**Work order:** Could you print each line of the material below exactly?

**Available records:**
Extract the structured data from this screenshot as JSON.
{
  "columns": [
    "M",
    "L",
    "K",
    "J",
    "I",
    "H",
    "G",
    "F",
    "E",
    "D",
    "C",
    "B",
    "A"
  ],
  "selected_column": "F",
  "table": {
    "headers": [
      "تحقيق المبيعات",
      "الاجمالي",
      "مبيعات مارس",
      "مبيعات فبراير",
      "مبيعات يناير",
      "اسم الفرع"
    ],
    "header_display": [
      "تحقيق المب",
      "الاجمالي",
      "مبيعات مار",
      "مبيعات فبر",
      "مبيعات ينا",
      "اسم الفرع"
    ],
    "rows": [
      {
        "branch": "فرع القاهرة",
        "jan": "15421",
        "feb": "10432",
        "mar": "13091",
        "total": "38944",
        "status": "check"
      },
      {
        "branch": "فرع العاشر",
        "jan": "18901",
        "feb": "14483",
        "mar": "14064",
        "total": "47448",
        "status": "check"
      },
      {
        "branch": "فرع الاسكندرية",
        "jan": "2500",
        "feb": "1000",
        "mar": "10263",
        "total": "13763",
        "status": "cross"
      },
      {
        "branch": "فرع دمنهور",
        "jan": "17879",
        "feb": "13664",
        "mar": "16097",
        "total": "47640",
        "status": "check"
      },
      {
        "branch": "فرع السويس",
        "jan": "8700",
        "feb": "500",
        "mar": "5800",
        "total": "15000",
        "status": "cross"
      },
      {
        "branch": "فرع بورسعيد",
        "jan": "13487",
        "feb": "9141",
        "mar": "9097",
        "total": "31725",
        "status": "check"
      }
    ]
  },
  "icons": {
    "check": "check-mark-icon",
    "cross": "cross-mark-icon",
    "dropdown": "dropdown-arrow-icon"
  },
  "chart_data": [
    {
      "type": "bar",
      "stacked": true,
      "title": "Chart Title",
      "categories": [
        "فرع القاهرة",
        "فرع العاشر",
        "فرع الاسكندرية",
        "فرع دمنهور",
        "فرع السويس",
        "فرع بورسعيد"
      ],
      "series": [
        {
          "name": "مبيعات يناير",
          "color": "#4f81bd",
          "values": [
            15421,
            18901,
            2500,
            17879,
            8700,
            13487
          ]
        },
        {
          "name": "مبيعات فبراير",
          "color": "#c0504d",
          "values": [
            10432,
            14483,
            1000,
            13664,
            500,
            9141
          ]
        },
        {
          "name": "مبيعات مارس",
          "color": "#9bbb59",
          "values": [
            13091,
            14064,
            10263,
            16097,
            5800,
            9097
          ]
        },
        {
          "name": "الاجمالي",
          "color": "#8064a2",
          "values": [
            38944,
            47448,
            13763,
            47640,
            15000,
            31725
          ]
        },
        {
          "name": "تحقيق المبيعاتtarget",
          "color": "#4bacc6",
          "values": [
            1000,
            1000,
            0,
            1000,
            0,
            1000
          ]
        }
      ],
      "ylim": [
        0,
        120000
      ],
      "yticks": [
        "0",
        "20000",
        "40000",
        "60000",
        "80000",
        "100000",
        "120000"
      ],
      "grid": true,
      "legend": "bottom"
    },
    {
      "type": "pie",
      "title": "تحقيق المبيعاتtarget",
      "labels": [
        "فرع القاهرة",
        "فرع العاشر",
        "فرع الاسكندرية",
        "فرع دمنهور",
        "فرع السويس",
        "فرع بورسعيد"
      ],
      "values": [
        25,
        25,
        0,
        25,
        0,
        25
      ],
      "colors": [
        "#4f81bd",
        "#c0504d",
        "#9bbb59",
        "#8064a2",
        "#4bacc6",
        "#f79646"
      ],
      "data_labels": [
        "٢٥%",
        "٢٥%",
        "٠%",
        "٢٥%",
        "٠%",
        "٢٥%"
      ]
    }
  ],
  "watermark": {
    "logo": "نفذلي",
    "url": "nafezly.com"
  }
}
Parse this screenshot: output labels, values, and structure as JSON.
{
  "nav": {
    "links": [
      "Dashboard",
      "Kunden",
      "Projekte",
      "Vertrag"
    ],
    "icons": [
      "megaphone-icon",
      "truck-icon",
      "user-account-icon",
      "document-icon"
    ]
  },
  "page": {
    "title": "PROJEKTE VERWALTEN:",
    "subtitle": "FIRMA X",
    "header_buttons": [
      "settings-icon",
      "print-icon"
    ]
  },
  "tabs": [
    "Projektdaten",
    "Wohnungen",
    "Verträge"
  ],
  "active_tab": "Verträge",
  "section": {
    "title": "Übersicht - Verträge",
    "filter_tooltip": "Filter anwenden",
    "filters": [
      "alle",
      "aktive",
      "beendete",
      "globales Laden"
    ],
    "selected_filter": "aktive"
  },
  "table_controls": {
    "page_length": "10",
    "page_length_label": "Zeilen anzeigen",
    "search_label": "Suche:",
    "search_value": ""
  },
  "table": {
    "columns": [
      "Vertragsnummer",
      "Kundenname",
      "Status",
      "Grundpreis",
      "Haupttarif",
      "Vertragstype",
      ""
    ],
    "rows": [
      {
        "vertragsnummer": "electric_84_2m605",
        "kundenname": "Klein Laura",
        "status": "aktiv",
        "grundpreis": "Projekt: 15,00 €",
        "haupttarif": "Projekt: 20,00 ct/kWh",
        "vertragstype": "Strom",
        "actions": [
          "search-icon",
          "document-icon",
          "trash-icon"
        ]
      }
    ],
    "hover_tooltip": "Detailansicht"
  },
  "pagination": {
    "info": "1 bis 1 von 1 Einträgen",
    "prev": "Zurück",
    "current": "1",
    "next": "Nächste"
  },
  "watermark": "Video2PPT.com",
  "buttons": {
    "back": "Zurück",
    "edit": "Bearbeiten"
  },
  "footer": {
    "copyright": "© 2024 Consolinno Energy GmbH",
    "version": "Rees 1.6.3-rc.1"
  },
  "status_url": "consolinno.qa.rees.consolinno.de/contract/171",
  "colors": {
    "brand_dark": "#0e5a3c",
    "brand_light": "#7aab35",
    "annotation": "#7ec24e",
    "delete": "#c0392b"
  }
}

**Response for this exercise:**
Extract the structured data from this screenshot as JSON.
{
  "columns": [
    "M",
    "L",
    "K",
    "J",
    "I",
    "H",
    "G",
    "F",
    "E",
    "D",
    "C",
    "B",
    "A"
  ],
  "selected_column": "F",
  "table": {
    "headers": [
      "تحقيق المبيعات",
      "الاجمالي",
      "مبيعات مارس",
      "مبيعات فبراير",
      "مبيعات يناير",
      "اسم الفرع"
    ],
    "header_display": [
      "تحقيق المب",
      "الاجمالي",
      "مبيعات مار",
      "مبيعات فبر",
      "مبيعات ينا",
      "اسم الفرع"
    ],
    "rows": [
      {
        "branch": "فرع القاهرة",
        "jan": "15421",
        "feb": "10432",
        "mar": "13091",
        "total": "38944",
        "status": "check"
      },
      {
        "branch": "فرع العاشر",
        "jan": "18901",
        "feb": "14483",
        "mar": "14064",
        "total": "47448",
        "status": "check"
      },
      {
        "branch": "فرع الاسكندرية",
        "jan": "2500",
        "feb": "1000",
        "mar": "10263",
        "total": "13763",
        "status": "cross"
      },
      {
        "branch": "فرع دمنهور",
        "jan": "17879",
        "feb": "13664",
        "mar": "16097",
        "total": "47640",
        "status": "check"
      },
      {
        "branch": "فرع السويس",
        "jan": "8700",
        "feb": "500",
        "mar": "5800",
        "total": "15000",
        "status": "cross"
      },
      {
        "branch": "فرع بورسعيد",
        "jan": "13487",
        "feb": "9141",
        "mar": "9097",
        "total": "31725",
        "status": "check"
      }
    ]
  },
  "icons": {
    "check": "check-mark-icon",
    "cross": "cross-mark-icon",
    "dropdown": "dropdown-arrow-icon"
  },
  "chart_data": [
    {
      "type": "bar",
      "stacked": true,
      "title": "Chart Title",
      "categories": [
        "فرع القاهرة",
        "فرع العاشر",
        "فرع الاسكندرية",
        "فرع دمنهور",
        "فرع السويس",
        "فرع بورسعيد"
      ],
      "series": [
        {
          "name": "مبيعات يناير",
          "color": "#4f81bd",
          "values": [
            15421,
            18901,
            2500,
            17879,
            8700,
            13487
          ]
        },
        {
          "name": "مبيعات فبراير",
          "color": "#c0504d",
          "values": [
            10432,
            14483,
            1000,
            13664,
            500,
            9141
          ]
        },
        {
          "name": "مبيعات مارس",
          "color": "#9bbb59",
          "values": [
            13091,
            14064,
            10263,
            16097,
            5800,
            9097
          ]
        },
        {
          "name": "الاجمالي",
          "color": "#8064a2",
          "values": [
            38944,
            47448,
            13763,
            47640,
            15000,
            31725
          ]
        },
        {
          "name": "تحقيق المبيعاتtarget",
          "color": "#4bacc6",
          "values": [
            1000,
            1000,
            0,
            1000,
            0,
            1000
          ]
        }
      ],
      "ylim": [
        0,
        120000
      ],
      "yticks": [
        "0",
        "20000",
        "40000",
        "60000",
        "80000",
        "100000",
        "120000"
      ],
      "grid": true,
      "legend": "bottom"
    },
    {
      "type": "pie",
      "title": "تحقيق المبيعاتtarget",
      "labels": [
        "فرع القاهرة",
        "فرع العاشر",
        "فرع الاسكندرية",
        "فرع دمنهور",
        "فرع السويس",
        "فرع بورسعيد"
      ],
      "values": [
        25,
        25,
        0,
        25,
        0,
        25
      ],
      "colors": [
        "#4f81bd",
        "#c0504d",
        "#9bbb59",
        "#8064a2",
        "#4bacc6",
        "#f79646"
      ],
      "data_labels": [
        "٢٥%",
        "٢٥%",
        "٠%",
        "٢٥%",
        "٠%",
        "٢٥%"
      ]
    }
  ],
  "watermark": {
    "logo": "نفذلي",
    "url": "nafezly.com"
  }
}
Parse this screenshot: output labels, values, and structure as JSON.
{
  "nav": {
    "links": [
      "Dashboard",
      "Kunden",
      "Projekte",
      "Vertrag"
    ],
    "icons": [
      "megaphone-icon",
      "truck-icon",
      "user-account-icon",
      "document-icon"
    ]
  },
  "page": {
    "title": "PROJEKTE VERWALTEN:",
    "subtitle": "FIRMA X",
    "header_buttons": [
      "settings-icon",
      "print-icon"
    ]
  },
  "tabs": [
    "Projektdaten",
    "Wohnungen",
    "Verträge"
  ],
  "active_tab": "Verträge",
  "section": {
    "title": "Übersicht - Verträge",
    "filter_tooltip": "Filter anwenden",
    "filters": [
      "alle",
      "aktive",
      "beendete",
      "globales Laden"
    ],
    "selected_filter": "aktive"
  },
  "table_controls": {
    "page_length": "10",
    "page_length_label": "Zeilen anzeigen",
    "search_label": "Suche:",
    "search_value": ""
  },
  "table": {
    "columns": [
      "Vertragsnummer",
      "Kundenname",
      "Status",
      "Grundpreis",
      "Haupttarif",
      "Vertragstype",
      ""
    ],
    "rows": [
      {
        "vertragsnummer": "electric_84_2m605",
        "kundenname": "Klein Laura",
        "status": "aktiv",
        "grundpreis": "Projekt: 15,00 €",
        "haupttarif": "Projekt: 20,00 ct/kWh",
        "vertragstype": "Strom",
        "actions": [
          "search-icon",
          "document-icon",
          "trash-icon"
        ]
      }
    ],
    "hover_tooltip": "Detailansicht"
  },
  "pagination": {
    "info": "1 bis 1 von 1 Einträgen",
    "prev": "Zurück",
    "current": "1",
    "next": "Nächste"
  },
  "watermark": "Video2PPT.com",
  "buttons": {
    "back": "Zurück",
    "edit": "Bearbeiten"
  },
  "footer": {
    "copyright": "© 2024 Consolinno Energy GmbH",
    "version": "Rees 1.6.3-rc.1"
  },
  "status_url": "consolinno.qa.rees.consolinno.de/contract/171",
  "colors": {
    "brand_dark": "#0e5a3c",
    "brand_light": "#7aab35",
    "annotation": "#7ec24e",
    "delete": "#c0392b"
  }
}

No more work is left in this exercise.